» What to produce: From the data that follows, copy every line holding the string "info".

Content starts

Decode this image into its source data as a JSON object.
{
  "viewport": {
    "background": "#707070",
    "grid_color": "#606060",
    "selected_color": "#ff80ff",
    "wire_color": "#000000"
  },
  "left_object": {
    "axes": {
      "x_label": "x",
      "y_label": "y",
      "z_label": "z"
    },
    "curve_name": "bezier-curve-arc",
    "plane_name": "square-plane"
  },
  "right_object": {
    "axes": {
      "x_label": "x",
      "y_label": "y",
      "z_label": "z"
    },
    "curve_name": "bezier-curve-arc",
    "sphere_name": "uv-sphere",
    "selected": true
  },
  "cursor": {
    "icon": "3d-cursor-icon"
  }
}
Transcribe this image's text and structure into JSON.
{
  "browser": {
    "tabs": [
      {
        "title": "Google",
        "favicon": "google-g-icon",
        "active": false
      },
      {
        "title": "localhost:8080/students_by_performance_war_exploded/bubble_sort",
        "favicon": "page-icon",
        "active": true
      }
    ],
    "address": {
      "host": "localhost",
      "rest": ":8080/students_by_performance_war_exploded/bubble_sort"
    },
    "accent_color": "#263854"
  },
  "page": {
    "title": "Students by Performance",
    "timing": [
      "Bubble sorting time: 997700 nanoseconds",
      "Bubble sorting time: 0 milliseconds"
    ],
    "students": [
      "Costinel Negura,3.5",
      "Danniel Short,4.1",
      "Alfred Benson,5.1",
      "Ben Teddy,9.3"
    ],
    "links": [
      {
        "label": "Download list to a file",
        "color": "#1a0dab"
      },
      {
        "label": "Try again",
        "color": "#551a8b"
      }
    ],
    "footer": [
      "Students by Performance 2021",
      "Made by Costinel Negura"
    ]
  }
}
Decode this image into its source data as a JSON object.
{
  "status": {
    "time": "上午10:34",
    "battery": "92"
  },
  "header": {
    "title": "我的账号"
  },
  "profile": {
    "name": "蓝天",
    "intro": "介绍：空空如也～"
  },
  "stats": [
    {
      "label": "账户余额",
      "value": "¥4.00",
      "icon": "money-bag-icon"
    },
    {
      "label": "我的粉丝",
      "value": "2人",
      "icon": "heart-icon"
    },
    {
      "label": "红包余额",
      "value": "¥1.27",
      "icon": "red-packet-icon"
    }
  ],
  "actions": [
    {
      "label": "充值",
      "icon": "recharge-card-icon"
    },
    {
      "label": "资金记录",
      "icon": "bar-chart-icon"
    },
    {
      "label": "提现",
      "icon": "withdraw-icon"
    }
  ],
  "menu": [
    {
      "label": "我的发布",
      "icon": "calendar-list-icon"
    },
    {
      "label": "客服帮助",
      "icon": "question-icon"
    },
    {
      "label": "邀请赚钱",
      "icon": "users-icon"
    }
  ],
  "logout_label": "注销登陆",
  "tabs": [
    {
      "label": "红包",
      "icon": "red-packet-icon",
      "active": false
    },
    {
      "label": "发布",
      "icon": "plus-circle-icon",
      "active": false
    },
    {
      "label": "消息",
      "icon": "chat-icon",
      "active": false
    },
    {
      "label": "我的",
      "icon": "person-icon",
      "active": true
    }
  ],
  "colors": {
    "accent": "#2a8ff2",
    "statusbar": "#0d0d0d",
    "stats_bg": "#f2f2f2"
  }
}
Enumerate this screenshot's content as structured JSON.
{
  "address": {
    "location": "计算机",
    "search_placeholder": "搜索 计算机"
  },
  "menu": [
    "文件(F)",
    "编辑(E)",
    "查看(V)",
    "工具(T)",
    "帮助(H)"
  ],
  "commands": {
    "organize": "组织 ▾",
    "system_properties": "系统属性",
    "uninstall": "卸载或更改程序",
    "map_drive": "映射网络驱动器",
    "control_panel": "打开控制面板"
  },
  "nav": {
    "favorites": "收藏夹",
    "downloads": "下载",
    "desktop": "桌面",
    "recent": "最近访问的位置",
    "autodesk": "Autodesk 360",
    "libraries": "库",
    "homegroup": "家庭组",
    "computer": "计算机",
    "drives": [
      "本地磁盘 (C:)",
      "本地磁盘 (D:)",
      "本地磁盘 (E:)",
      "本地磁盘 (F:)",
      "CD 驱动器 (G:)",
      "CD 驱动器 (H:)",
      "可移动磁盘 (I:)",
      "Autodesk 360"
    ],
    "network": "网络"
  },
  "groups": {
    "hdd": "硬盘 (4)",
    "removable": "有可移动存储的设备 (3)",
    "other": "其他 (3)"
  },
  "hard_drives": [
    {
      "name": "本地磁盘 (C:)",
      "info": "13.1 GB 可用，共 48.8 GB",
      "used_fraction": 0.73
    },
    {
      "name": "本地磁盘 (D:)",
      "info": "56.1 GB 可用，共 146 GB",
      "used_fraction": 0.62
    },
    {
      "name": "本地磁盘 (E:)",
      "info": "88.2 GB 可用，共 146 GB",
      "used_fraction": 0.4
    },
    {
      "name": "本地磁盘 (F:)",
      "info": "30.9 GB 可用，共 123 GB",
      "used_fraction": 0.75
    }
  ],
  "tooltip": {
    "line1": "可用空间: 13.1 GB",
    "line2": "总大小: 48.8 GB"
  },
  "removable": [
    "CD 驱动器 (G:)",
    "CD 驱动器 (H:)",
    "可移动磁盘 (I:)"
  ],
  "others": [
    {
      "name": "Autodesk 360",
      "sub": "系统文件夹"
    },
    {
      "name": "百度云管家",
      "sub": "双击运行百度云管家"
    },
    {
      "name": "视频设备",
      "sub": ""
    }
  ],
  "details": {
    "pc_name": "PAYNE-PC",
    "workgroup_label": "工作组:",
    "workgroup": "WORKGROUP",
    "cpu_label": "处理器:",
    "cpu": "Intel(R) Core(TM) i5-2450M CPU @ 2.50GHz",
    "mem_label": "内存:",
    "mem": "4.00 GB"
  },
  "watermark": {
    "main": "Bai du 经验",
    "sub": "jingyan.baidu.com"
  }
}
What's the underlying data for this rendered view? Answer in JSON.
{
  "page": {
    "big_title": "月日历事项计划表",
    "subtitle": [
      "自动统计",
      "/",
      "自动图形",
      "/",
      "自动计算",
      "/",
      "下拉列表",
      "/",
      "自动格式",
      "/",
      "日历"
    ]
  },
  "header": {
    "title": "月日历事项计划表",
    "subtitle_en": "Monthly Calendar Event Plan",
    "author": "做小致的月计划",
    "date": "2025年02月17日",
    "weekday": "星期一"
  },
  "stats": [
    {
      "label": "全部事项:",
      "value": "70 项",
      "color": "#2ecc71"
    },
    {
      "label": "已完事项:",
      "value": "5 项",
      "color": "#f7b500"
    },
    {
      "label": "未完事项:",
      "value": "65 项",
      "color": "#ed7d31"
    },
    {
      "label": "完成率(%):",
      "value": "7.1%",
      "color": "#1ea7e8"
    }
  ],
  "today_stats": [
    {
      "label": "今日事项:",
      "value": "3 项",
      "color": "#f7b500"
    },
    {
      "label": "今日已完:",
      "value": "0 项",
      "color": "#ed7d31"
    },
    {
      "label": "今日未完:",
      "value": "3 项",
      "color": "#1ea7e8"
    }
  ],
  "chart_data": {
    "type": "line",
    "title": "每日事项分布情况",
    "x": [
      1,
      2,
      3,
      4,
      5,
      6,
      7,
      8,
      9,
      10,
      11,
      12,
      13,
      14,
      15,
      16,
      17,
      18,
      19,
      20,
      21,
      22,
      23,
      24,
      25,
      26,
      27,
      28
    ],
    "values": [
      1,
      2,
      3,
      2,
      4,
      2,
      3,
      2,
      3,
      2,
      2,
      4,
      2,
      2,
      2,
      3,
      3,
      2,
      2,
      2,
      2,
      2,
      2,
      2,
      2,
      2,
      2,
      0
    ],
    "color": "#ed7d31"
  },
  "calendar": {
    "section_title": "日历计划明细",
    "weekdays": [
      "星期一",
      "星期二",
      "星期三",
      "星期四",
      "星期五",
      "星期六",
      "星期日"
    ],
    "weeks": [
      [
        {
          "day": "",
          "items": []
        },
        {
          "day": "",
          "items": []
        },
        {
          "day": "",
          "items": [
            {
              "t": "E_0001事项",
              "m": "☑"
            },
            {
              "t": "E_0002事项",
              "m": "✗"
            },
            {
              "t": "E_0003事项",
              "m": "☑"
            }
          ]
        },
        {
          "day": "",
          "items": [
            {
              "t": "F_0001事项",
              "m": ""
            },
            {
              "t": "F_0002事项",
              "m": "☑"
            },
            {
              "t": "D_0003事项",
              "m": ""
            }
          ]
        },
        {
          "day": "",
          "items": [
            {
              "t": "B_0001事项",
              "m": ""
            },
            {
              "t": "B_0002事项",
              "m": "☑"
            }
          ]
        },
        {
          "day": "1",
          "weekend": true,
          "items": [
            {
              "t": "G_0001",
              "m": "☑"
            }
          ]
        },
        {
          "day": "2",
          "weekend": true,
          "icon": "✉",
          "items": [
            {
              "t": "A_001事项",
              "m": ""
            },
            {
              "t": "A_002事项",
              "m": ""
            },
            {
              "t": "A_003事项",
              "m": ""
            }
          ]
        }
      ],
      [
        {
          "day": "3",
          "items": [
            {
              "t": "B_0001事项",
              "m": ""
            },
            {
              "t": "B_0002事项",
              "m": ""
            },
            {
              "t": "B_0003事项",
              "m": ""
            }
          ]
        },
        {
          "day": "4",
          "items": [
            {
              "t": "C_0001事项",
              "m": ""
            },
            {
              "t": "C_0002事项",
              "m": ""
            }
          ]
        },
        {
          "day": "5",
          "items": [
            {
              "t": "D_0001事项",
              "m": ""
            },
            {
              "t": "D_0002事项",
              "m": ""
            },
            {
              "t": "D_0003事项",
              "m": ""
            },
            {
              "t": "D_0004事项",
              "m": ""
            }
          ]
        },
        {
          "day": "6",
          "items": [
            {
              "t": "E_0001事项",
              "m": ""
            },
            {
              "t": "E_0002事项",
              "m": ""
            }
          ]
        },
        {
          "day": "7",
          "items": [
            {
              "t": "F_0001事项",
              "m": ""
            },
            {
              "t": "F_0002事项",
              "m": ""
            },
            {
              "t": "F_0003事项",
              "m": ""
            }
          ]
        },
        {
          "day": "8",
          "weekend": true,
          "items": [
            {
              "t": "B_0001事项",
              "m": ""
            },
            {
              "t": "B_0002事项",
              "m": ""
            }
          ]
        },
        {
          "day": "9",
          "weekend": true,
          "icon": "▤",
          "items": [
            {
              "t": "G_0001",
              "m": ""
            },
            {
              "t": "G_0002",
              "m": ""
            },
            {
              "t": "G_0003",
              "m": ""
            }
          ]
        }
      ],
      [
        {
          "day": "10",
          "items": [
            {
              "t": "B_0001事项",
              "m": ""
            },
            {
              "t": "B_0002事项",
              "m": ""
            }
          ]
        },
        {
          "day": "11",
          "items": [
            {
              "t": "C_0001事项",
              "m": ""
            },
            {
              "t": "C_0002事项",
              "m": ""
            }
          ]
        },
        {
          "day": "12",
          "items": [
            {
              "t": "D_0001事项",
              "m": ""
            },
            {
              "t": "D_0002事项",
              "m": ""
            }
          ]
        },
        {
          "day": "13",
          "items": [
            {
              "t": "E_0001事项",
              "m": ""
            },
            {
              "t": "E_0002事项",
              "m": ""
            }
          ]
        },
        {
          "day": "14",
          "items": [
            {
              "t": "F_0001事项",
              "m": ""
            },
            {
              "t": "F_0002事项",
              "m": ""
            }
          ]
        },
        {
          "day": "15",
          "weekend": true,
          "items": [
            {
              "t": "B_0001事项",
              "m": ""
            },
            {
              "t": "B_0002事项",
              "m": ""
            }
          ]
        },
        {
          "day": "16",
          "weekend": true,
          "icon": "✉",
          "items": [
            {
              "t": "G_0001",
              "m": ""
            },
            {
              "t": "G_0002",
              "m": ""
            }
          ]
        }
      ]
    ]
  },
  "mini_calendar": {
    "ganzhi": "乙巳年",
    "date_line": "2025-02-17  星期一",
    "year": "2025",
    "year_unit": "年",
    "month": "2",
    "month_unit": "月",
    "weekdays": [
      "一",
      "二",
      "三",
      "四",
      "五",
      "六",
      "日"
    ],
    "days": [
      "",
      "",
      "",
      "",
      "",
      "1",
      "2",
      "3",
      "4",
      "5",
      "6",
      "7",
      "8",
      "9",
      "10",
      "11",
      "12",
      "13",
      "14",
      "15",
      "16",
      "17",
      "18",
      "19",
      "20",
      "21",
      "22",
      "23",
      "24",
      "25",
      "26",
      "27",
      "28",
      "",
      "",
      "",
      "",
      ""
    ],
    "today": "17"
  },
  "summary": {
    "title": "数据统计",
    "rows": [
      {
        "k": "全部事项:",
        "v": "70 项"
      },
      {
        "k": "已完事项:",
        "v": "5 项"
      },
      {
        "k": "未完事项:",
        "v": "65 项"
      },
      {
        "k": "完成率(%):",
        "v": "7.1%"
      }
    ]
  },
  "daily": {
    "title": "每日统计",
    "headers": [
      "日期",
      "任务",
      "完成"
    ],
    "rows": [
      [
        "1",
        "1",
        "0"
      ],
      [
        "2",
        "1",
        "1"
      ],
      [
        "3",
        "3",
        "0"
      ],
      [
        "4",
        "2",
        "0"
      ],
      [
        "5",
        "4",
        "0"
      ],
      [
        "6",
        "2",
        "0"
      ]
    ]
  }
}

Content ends

» Answer to this exercise:
      "info": "13.1 GB 可用，共 48.8 GB",
      "info": "56.1 GB 可用，共 146 GB",
      "info": "88.2 GB 可用，共 146 GB",
      "info": "30.9 GB 可用，共 123 GB",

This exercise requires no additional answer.